"Dag Stenberg" <dag.stenberg at nospam.helsinki.fi.invalid> wrote in message news:<bn5f3c$cpe$1 at oravannahka.helsinki.fi>...
> In bionet.neuroscience NMF <neil.fournier at sympatico.ca> wrote:
> > Some epileptics will have seizures triggered during the actual manipulation
> > and "cutting" of the hair. That has been reported a few times in the
> > literature.
>> Could you give one literature reference? Just one to start with. One
> only. If possible.
>> Dag Stenberg
Sorry to barge in... never heard of a search engine Dag? Took me 10
seconds to find this:
Simply rubbing a small area of skin may be enough to trigger epileptic
seizures in certain patients.
Research in the Journal of Neurology, Neurosurgery and Psychiatry
details a number of cases in which patting different parts of the body

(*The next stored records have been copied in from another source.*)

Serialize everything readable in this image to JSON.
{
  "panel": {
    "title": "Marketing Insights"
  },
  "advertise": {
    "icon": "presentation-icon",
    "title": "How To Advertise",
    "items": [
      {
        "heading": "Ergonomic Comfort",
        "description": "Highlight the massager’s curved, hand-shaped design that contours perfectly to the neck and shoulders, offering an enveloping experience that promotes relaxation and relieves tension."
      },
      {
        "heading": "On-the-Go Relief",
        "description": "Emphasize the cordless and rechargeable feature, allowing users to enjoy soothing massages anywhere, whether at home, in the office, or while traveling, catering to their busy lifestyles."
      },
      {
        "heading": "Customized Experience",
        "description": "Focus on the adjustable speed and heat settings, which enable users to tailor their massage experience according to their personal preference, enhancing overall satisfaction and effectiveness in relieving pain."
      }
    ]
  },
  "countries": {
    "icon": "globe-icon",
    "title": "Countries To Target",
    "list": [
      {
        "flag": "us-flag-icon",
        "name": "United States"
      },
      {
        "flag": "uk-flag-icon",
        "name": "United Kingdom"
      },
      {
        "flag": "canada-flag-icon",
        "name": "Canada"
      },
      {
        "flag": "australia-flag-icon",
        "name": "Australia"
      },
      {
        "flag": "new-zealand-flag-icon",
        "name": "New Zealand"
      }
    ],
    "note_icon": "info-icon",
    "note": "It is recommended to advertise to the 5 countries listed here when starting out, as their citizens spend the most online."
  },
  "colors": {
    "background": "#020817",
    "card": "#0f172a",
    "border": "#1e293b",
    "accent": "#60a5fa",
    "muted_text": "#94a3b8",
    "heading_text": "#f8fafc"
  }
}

brought on attacks.
In one, a 31-year-old man found that having a haircut seemed to lead
to a seizure.
He later realised that if a particular part of his head was rubbed for
10 seconds or more, this caused the problem.
He tended to have seizures every day - but by inducing one prior to
having his hair cut, he could go to the barbers without fear of it
In other cases, seizures were induced by patting the shoulder, or even
rubbing the left leg.
UK experts say it is possible to help patients who have specific
triggers for their epilepsy by training them to adapt their behaviour
Professor Stephen Brown, a professor of neuropsychiatry at the
University of Plymouth, said: "I'm not in the least bit surprised by
"This is what we call an evoked seizure - and a great many people with
epilepsy suffer from them.
"For some, the trigger is listening to music, or perhaps even reading
He said the principal way of treating these patients was a process of
"life hygiene" - to find the threshold of behaviour which leads to